Worsley generally rides for Sussex-based trainers such as Andy Irvine, Diana Grissell and Nick Gifford and she will be aboard quality chaser Sub Lieutenant in the Randox Grand National at 5:15pm on Saturday afternoon. Formerly trained by Henry de Bromhead, Sub Lieutenant is now under the guidance of Worsley’s mum Georgie Howell, the two of them purchasing the horse for a reported £50,000 later last year. The 12-year-old is a 66/1 shot for Grand National glory and he has shown no shortage of promise on his two starts for his current stable, two fourth-placed finishes taking place at Ascot.
This runner enjoys course form over the Grand National fences having finished second in the 2019 Topham Chase, however as far as Worsley is concerned she will be looking forward to realising her lifelong ambition by riding him in the Grand National on Saturday afternoon.
She said: “It’s so exciting for a little family like us to have a runner in the Grand National and we’re really looking forward to it. Sub Lieutenant is in great form at home.

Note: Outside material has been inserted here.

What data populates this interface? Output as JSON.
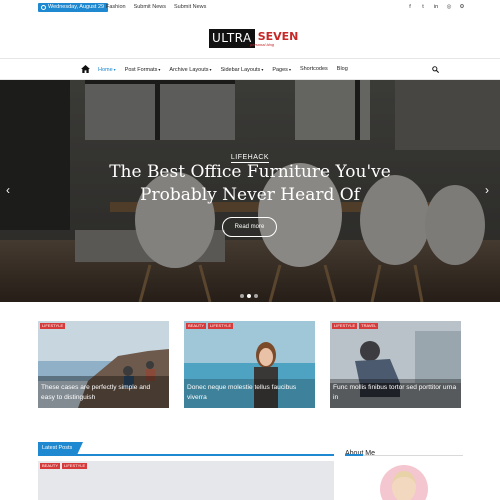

He’s a wild character, but is in great order. He’s just been cantering away this week and been having plenty of time out in the field.
“He has been round the Grand National fences before, finishing second in the Topham Chase at Aintree in 2019 and he has also schooled over Grand National-type fences in Lambourn recently. He jumped really well over those recently and if you could pick a horse to ride in the race given his jumping ability, he could be really high up the list.”
“To ride in the Grand National is a massive dream realised. You talk about the fact that you would love to ride in a Grand National one day, but I never thought when I left school at 18 that I would have a ride in the race. For that dream to become a reality is something very special. Me and mum [Georgie Howell, trainer] bought him for £50,000 last year and we never thought we would be able to afford him.
“A woman will ride a winner of the Grand National that day, it will definitely happen. However, if I cross the line in front, I won’t be thinking that I am the first woman to ride a winner of the Grand National, I’ll just be thinking Jesus Christ I’ve won the National! A woman will win the race, be it this year or in the future, but I don’t think it’s something we all think about. Racing is great in that it offers riders a level playing field between men and women. Whoever wins the Grand National, whether your male or female, it means everything.”